(App and web page records)
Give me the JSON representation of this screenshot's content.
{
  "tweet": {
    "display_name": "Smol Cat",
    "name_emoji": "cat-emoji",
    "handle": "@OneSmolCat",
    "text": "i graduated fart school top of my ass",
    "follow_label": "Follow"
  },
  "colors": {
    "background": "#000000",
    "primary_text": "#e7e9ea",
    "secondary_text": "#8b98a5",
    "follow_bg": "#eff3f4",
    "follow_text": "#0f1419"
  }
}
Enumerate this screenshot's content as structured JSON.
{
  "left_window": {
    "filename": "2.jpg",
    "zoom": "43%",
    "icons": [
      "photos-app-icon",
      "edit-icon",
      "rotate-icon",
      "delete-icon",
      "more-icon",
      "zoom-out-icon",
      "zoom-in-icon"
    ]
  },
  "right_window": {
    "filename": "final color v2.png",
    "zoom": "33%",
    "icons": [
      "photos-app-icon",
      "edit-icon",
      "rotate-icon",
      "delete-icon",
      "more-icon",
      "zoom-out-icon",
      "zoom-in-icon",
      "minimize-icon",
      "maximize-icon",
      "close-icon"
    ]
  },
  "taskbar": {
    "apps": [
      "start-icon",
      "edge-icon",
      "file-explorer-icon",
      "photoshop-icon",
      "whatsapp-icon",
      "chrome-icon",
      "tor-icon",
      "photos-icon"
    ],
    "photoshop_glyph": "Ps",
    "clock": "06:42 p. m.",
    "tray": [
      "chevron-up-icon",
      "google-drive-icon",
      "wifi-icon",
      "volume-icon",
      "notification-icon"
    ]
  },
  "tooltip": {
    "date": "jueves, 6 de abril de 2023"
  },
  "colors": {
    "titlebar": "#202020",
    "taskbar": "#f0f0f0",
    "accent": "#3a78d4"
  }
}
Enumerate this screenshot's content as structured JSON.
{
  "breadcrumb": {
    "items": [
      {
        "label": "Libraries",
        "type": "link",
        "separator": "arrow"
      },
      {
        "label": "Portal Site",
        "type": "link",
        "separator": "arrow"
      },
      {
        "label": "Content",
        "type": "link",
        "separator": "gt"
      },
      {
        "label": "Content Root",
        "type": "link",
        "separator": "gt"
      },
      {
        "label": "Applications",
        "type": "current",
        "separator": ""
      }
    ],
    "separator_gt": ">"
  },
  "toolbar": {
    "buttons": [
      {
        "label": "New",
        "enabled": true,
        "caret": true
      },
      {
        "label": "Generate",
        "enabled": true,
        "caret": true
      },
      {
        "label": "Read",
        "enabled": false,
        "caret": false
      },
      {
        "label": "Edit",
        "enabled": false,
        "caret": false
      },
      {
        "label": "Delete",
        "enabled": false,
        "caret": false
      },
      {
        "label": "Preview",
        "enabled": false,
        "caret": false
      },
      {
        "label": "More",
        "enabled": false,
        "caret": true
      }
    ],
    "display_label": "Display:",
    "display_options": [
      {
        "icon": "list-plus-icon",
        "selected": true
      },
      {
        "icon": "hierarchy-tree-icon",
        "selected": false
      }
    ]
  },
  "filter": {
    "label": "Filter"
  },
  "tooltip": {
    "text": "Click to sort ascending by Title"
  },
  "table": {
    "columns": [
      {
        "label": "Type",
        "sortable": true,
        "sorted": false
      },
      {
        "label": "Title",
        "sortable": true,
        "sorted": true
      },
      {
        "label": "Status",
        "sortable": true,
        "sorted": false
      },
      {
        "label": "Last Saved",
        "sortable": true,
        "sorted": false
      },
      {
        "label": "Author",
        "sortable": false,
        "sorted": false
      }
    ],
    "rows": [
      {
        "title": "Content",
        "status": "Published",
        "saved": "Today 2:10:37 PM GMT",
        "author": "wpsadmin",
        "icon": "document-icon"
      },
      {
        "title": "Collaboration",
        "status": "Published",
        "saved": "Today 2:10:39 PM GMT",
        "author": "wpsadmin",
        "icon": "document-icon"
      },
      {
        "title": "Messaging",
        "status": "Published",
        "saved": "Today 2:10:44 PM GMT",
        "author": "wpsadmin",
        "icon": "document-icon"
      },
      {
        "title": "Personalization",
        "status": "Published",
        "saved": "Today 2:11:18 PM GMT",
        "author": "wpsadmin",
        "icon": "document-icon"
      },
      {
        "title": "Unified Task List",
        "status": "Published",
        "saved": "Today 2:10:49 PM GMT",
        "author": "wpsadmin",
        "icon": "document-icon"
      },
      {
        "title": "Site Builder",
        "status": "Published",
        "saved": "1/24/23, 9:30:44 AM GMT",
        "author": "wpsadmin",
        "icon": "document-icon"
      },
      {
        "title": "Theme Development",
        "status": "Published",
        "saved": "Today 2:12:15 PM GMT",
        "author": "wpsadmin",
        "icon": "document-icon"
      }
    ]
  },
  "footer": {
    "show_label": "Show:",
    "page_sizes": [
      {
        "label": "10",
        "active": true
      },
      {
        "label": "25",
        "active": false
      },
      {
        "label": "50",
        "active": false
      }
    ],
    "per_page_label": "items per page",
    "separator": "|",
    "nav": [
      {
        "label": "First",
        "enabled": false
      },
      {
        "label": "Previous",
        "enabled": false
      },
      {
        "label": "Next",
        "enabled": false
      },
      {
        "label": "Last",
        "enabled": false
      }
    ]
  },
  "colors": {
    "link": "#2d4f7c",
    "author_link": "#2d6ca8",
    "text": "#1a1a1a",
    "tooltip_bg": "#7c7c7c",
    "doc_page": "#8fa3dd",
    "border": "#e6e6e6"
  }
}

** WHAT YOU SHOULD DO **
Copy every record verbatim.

** EXPECTED ANSWER **
Give me the JSON representation of this screenshot's content.
{
  "tweet": {
    "display_name": "Smol Cat",
    "name_emoji": "cat-emoji",
    "handle": "@OneSmolCat",
    "text": "i graduated fart school top of my ass",
    "follow_label": "Follow"
  },
  "colors": {
    "background": "#000000",
    "primary_text": "#e7e9ea",
    "secondary_text": "#8b98a5",
    "follow_bg": "#eff3f4",
    "follow_text": "#0f1419"
  }
}
Enumerate this screenshot's content as structured JSON.
{
  "left_window": {
    "filename": "2.jpg",
    "zoom": "43%",
    "icons": [
      "photos-app-icon",
      "edit-icon",
      "rotate-icon",
      "delete-icon",
      "more-icon",
      "zoom-out-icon",
      "zoom-in-icon"
    ]
  },
  "right_window": {
    "filename": "final color v2.png",
    "zoom": "33%",
    "icons": [
      "photos-app-icon",
      "edit-icon",
      "rotate-icon",
      "delete-icon",
      "more-icon",
      "zoom-out-icon",
      "zoom-in-icon",
      "minimize-icon",
      "maximize-icon",
      "close-icon"
    ]
  },
  "taskbar": {
    "apps": [
      "start-icon",
      "edge-icon",
      "file-explorer-icon",
      "photoshop-icon",
      "whatsapp-icon",
      "chrome-icon",
      "tor-icon",
      "photos-icon"
    ],
    "photoshop_glyph": "Ps",
    "clock": "06:42 p. m.",
    "tray": [
      "chevron-up-icon",
      "google-drive-icon",
      "wifi-icon",
      "volume-icon",
      "notification-icon"
    ]
  },
  "tooltip": {
    "date": "jueves, 6 de abril de 2023"
  },
  "colors": {
    "titlebar": "#202020",
    "taskbar": "#f0f0f0",
    "accent": "#3a78d4"
  }
}
Enumerate this screenshot's content as structured JSON.
{
  "breadcrumb": {
    "items": [
      {
        "label": "Libraries",
        "type": "link",
        "separator": "arrow"
      },
      {
        "label": "Portal Site",
        "type": "link",
        "separator": "arrow"
      },
      {
        "label": "Content",
        "type": "link",
        "separator": "gt"
      },
      {
        "label": "Content Root",
        "type": "link",
        "separator": "gt"
      },
      {
        "label": "Applications",
        "type": "current",
        "separator": ""
      }
    ],
    "separator_gt": ">"
  },
  "toolbar": {
    "buttons": [
      {
        "label": "New",
        "enabled": true,
        "caret": true
      },
      {
        "label": "Generate",
        "enabled": true,
        "caret": true
      },
      {
        "label": "Read",
        "enabled": false,
        "caret": false
      },
      {
        "label": "Edit",
        "enabled": false,
        "caret": false
      },
      {
        "label": "Delete",
        "enabled": false,
        "caret": false
      },
      {
        "label": "Preview",
        "enabled": false,
        "caret": false
      },
      {
        "label": "More",
        "enabled": false,
        "caret": true
      }
    ],
    "display_label": "Display:",
    "display_options": [
      {
        "icon": "list-plus-icon",
        "selected": true
      },
      {
        "icon": "hierarchy-tree-icon",
        "selected": false
      }
    ]
  },
  "filter": {
    "label": "Filter"
  },
  "tooltip": {
    "text": "Click to sort ascending by Title"
  },
  "table": {
    "columns": [
      {
        "label": "Type",
        "sortable": true,
        "sorted": false
      },
      {
        "label": "Title",
        "sortable": true,
        "sorted": true
      },
      {
        "label": "Status",
        "sortable": true,
        "sorted": false
      },
      {
        "label": "Last Saved",
        "sortable": true,
        "sorted": false
      },
      {
        "label": "Author",
        "sortable": false,
        "sorted": false
      }
    ],
    "rows": [
      {
        "title": "Content",
        "status": "Published",
        "saved": "Today 2:10:37 PM GMT",
        "author": "wpsadmin",
        "icon": "document-icon"
      },
      {
        "title": "Collaboration",
        "status": "Published",
        "saved": "Today 2:10:39 PM GMT",
        "author": "wpsadmin",
        "icon": "document-icon"
      },
      {
        "title": "Messaging",
        "status": "Published",
        "saved": "Today 2:10:44 PM GMT",
        "author": "wpsadmin",
        "icon": "document-icon"
      },
      {
        "title": "Personalization",
        "status": "Published",
        "saved": "Today 2:11:18 PM GMT",
        "author": "wpsadmin",
        "icon": "document-icon"
      },
      {
        "title": "Unified Task List",
        "status": "Published",
        "saved": "Today 2:10:49 PM GMT",
        "author": "wpsadmin",
        "icon": "document-icon"
      },
      {
        "title": "Site Builder",
        "status": "Published",
        "saved": "1/24/23, 9:30:44 AM GMT",
        "author": "wpsadmin",
        "icon": "document-icon"
      },
      {
        "title": "Theme Development",
        "status": "Published",
        "saved": "Today 2:12:15 PM GMT",
        "author": "wpsadmin",
        "icon": "document-icon"
      }
    ]
  },
  "footer": {
    "show_label": "Show:",
    "page_sizes": [
      {
        "label": "10",
        "active": true
      },
      {
        "label": "25",
        "active": false
      },
      {
        "label": "50",
        "active": false
      }
    ],
    "per_page_label": "items per page",
    "separator": "|",
    "nav": [
      {
        "label": "First",
        "enabled": false
      },
      {
        "label": "Previous",
        "enabled": false
      },
      {
        "label": "Next",
        "enabled": false
      },
      {
        "label": "Last",
        "enabled": false
      }
    ]
  },
  "colors": {
    "link": "#2d4f7c",
    "author_link": "#2d6ca8",
    "text": "#1a1a1a",
    "tooltip_bg": "#7c7c7c",
    "doc_page": "#8fa3dd",
    "border": "#e6e6e6"
  }
}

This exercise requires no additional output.